**WORK ITEM:**
Every line holding the string "user" is to be copied from the entries below.

**PROVIDED DATA:**
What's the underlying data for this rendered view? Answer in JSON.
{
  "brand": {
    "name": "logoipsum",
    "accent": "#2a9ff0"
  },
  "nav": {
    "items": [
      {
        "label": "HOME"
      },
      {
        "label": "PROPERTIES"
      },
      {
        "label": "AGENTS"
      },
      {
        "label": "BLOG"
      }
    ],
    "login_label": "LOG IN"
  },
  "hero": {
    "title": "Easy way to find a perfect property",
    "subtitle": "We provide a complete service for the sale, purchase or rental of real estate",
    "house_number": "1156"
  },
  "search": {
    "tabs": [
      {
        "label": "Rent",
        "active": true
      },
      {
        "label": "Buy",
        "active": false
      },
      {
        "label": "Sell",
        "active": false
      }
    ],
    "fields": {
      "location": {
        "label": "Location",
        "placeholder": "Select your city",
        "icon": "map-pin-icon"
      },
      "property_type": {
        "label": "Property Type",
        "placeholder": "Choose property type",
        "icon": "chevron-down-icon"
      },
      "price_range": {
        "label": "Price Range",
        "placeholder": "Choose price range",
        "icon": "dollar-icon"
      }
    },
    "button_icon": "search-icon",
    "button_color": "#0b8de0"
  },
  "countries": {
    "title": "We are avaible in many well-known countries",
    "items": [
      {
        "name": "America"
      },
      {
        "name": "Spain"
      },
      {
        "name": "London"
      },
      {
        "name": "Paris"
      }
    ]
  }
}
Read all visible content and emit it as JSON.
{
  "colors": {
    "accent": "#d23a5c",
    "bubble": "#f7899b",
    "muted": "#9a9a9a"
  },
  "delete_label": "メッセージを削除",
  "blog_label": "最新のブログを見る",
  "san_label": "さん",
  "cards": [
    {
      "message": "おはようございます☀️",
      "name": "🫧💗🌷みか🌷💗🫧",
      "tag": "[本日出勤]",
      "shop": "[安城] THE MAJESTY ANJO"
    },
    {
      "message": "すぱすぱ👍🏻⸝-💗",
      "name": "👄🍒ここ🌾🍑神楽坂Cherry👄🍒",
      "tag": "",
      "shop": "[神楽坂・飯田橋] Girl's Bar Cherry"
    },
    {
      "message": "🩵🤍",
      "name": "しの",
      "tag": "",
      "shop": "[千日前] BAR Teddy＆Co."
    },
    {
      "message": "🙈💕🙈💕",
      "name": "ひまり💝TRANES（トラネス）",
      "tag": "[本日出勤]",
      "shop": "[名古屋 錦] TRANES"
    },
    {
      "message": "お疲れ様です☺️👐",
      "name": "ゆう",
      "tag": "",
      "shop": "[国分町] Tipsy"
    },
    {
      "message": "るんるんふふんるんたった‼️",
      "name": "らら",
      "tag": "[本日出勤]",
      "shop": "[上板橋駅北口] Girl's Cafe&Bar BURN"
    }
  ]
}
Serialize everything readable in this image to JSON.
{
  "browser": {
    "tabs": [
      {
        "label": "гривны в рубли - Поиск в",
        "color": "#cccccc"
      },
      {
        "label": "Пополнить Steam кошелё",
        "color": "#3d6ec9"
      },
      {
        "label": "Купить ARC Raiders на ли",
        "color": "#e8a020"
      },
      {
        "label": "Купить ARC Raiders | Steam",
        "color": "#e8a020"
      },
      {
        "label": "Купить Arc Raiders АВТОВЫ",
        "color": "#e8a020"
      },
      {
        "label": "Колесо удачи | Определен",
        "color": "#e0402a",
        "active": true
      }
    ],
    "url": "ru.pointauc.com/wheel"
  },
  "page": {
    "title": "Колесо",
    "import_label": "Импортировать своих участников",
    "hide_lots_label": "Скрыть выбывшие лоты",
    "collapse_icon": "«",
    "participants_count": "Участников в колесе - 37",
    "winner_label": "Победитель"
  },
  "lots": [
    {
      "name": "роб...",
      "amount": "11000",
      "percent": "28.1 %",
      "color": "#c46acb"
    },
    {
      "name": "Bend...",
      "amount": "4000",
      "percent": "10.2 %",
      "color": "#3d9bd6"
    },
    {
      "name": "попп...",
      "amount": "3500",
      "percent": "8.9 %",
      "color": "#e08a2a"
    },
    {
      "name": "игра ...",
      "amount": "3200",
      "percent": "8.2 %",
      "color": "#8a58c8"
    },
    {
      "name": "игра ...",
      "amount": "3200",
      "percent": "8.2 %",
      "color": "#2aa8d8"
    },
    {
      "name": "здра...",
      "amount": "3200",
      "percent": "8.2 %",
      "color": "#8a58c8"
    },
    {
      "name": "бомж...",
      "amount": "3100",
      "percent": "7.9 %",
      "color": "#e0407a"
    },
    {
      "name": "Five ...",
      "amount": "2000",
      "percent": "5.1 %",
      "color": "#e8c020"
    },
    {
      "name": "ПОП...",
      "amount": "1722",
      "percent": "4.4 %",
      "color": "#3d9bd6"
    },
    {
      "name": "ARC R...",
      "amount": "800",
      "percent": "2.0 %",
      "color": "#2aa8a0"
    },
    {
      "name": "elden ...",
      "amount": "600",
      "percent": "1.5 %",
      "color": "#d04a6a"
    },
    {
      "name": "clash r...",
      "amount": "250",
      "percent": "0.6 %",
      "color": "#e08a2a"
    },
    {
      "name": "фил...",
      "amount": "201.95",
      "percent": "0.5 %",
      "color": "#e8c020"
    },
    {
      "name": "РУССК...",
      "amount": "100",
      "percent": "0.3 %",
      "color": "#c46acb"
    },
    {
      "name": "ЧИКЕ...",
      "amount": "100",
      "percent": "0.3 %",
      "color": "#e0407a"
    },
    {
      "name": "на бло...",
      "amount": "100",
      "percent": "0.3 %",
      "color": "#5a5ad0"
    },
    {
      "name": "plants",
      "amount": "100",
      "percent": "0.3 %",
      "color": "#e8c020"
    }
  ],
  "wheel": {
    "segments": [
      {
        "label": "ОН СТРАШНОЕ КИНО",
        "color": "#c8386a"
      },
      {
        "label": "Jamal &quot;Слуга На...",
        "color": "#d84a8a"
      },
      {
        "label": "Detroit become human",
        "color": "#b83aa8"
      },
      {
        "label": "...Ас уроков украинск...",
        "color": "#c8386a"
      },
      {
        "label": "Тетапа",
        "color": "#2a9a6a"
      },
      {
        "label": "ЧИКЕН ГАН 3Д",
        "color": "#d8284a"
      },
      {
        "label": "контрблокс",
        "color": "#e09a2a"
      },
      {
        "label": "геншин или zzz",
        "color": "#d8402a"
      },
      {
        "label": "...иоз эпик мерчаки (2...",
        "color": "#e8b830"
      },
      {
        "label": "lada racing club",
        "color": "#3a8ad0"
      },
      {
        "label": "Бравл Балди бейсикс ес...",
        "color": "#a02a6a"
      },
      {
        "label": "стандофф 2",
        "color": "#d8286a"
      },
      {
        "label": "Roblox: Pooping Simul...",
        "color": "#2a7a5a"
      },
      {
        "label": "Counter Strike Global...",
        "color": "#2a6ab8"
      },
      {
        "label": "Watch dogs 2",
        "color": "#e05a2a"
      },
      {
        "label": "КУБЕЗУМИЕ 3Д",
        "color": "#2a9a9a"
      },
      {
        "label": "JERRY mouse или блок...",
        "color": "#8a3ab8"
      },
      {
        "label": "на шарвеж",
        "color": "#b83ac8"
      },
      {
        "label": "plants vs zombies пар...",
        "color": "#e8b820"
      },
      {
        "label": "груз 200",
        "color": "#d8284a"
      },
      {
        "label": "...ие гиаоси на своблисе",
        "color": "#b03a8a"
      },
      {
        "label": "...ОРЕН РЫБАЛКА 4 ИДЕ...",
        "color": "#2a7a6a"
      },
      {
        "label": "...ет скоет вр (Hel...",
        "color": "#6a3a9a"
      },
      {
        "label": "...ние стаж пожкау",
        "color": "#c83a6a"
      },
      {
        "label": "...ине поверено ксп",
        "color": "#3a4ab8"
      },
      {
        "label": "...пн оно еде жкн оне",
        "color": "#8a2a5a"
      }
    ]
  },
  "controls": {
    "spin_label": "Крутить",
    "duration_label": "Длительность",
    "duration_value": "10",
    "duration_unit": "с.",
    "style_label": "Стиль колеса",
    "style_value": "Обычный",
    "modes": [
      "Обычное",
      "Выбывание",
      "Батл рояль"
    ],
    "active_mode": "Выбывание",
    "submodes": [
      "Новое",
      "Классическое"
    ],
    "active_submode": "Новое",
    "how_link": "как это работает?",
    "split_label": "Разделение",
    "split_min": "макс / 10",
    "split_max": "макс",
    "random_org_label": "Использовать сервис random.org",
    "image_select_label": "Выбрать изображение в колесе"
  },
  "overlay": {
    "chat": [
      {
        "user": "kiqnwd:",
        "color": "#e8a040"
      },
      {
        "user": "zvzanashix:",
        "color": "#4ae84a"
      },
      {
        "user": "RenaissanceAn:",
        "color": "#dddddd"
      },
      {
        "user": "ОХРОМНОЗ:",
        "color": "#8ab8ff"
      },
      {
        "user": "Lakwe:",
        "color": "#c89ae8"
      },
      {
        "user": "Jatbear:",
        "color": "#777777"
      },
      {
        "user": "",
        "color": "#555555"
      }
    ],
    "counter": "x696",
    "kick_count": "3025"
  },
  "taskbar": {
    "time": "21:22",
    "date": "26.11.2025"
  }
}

**TASK ANSWER:**
        "user": "kiqnwd:",
        "user": "zvzanashix:",
        "user": "RenaissanceAn:",
        "user": "ОХРОМНОЗ:",
        "user": "Lakwe:",
        "user": "Jatbear:",
        "user": "",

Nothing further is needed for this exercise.